**** Data shown ****

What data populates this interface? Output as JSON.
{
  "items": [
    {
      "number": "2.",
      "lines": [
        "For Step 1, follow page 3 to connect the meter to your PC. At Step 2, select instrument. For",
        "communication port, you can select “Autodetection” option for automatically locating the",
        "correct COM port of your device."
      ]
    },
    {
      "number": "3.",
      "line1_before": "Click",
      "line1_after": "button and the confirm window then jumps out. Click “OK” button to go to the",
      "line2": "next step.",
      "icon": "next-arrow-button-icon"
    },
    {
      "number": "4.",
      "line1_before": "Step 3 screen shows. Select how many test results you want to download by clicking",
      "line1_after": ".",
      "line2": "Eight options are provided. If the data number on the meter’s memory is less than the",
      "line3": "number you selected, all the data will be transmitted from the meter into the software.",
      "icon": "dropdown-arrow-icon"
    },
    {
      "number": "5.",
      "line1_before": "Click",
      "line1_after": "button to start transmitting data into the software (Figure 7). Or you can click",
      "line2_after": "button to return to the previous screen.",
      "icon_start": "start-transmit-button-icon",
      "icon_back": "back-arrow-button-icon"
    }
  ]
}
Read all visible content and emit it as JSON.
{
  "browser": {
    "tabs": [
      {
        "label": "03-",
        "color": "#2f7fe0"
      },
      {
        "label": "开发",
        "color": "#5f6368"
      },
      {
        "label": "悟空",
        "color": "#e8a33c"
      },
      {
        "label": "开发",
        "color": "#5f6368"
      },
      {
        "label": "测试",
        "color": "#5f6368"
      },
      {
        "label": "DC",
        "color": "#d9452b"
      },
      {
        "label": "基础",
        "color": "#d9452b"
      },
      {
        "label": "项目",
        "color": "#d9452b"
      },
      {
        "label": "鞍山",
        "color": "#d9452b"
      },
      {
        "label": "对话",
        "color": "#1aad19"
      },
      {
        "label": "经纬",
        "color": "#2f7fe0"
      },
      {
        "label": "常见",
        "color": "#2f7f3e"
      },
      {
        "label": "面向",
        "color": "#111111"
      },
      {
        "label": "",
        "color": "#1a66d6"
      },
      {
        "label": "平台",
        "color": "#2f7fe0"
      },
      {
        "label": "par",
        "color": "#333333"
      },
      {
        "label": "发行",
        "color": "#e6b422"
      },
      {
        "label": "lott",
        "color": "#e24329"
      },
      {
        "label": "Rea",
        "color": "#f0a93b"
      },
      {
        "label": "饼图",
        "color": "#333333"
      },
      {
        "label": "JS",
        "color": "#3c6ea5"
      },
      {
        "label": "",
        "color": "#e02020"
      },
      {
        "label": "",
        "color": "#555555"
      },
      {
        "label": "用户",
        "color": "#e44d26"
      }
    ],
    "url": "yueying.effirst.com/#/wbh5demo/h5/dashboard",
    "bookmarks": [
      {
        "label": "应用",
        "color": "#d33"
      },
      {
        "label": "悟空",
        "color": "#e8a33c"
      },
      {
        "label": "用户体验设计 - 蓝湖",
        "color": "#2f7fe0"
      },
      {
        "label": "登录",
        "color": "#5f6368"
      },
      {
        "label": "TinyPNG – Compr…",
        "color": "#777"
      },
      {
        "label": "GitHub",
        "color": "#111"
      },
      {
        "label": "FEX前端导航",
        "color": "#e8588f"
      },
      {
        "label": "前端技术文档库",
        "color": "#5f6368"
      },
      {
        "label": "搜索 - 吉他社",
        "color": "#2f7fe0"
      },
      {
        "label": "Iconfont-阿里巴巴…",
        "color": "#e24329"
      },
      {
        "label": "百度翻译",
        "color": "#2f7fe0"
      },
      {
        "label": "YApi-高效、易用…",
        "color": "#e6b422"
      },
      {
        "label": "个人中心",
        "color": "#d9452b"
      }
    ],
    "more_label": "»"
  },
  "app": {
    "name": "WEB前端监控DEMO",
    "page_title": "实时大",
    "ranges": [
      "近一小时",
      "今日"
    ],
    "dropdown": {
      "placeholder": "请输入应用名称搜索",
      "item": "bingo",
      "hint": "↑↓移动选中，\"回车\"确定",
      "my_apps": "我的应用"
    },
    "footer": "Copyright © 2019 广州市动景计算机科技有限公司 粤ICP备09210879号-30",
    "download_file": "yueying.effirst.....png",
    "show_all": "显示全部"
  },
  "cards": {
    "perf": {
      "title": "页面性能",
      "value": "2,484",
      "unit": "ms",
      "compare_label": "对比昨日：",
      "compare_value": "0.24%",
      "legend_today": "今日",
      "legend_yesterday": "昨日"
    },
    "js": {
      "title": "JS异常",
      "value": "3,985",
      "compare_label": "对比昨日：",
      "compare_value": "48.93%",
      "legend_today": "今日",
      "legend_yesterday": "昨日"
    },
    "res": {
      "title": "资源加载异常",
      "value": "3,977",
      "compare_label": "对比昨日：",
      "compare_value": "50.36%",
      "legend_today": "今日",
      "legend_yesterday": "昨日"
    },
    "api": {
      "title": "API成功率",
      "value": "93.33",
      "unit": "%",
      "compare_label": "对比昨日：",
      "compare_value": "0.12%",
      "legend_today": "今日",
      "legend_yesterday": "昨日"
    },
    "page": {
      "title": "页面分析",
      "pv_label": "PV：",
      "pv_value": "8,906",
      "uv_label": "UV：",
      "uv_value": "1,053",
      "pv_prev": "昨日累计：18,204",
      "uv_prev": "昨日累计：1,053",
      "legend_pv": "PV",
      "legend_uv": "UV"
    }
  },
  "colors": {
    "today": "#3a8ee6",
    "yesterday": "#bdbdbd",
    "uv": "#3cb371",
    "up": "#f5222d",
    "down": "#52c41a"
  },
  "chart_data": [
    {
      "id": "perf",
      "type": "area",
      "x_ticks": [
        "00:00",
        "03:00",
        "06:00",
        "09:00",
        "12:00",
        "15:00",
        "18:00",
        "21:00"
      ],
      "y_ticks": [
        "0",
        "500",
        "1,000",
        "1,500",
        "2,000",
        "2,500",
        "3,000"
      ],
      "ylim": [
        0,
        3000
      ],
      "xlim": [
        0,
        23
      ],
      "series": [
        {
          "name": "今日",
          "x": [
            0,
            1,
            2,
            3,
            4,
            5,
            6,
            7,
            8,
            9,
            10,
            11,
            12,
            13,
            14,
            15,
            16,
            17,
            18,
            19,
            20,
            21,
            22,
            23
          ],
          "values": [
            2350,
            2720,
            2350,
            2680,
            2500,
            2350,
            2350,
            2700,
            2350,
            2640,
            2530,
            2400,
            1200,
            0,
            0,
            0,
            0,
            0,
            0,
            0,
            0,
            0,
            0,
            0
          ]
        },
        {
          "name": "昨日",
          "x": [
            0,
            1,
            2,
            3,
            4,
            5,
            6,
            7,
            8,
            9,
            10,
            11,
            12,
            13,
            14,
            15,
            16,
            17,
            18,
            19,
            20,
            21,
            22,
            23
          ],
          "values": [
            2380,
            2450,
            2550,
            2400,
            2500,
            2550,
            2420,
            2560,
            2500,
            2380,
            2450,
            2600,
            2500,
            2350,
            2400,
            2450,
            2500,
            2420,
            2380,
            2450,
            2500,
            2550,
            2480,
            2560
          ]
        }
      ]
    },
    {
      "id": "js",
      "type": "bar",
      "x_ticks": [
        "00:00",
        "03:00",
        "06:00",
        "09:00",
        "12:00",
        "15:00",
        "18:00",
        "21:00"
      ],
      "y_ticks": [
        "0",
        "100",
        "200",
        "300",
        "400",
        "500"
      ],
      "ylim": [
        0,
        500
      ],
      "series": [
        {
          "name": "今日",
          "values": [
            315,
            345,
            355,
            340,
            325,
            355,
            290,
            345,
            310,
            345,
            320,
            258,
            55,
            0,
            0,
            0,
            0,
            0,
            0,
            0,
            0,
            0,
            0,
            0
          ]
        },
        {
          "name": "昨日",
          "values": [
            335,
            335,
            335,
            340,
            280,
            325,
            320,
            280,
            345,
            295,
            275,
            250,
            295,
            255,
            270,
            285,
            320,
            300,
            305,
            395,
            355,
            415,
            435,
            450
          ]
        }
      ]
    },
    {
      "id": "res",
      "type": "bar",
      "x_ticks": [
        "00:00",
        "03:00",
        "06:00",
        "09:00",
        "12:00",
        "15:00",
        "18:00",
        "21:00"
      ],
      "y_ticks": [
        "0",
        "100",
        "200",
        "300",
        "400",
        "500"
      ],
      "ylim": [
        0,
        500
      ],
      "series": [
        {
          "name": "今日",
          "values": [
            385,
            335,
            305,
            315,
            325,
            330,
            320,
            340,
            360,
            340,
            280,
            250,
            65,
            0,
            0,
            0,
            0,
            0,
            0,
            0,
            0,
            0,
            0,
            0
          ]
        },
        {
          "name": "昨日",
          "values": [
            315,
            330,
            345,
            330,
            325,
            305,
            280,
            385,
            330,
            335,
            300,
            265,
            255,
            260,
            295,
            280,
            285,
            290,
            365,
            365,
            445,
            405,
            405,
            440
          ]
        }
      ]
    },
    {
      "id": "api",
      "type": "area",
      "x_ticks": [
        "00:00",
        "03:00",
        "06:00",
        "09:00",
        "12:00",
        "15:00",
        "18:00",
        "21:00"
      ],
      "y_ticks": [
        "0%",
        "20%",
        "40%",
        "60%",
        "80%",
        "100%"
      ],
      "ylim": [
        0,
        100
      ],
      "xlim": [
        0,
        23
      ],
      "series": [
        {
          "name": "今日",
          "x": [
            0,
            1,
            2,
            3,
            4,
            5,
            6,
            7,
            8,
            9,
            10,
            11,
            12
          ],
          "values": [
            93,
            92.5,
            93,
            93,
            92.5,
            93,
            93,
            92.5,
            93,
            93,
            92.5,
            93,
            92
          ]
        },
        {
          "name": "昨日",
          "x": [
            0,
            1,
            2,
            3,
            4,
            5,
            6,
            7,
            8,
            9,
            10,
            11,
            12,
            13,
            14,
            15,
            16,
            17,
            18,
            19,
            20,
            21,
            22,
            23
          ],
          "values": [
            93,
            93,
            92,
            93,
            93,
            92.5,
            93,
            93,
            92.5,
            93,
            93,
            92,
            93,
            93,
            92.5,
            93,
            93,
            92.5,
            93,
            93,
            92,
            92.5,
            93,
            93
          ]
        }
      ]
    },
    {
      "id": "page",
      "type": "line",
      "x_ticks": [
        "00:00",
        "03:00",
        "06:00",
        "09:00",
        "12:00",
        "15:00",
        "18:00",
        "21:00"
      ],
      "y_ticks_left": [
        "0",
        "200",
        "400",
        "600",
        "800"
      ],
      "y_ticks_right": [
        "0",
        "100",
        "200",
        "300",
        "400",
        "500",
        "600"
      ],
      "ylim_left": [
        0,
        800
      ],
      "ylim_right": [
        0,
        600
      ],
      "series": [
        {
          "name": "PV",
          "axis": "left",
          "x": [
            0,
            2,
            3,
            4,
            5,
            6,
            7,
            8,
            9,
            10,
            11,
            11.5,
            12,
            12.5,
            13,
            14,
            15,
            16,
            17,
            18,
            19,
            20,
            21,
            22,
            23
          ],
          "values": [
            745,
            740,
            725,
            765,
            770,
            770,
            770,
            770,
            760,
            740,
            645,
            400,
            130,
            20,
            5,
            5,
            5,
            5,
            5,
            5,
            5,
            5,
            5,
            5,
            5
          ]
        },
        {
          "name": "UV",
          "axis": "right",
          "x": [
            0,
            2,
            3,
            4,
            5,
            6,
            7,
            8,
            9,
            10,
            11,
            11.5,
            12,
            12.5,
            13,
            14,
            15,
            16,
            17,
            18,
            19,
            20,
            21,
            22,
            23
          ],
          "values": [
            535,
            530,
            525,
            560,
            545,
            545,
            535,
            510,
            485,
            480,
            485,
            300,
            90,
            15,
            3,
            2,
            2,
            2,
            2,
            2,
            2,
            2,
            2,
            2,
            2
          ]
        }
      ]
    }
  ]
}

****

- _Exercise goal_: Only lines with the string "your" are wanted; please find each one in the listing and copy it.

- _Task result_:
        "For Step 1, follow page 3 to connect the meter to your PC. At Step 2, select instrument. For",
        "correct COM port of your device."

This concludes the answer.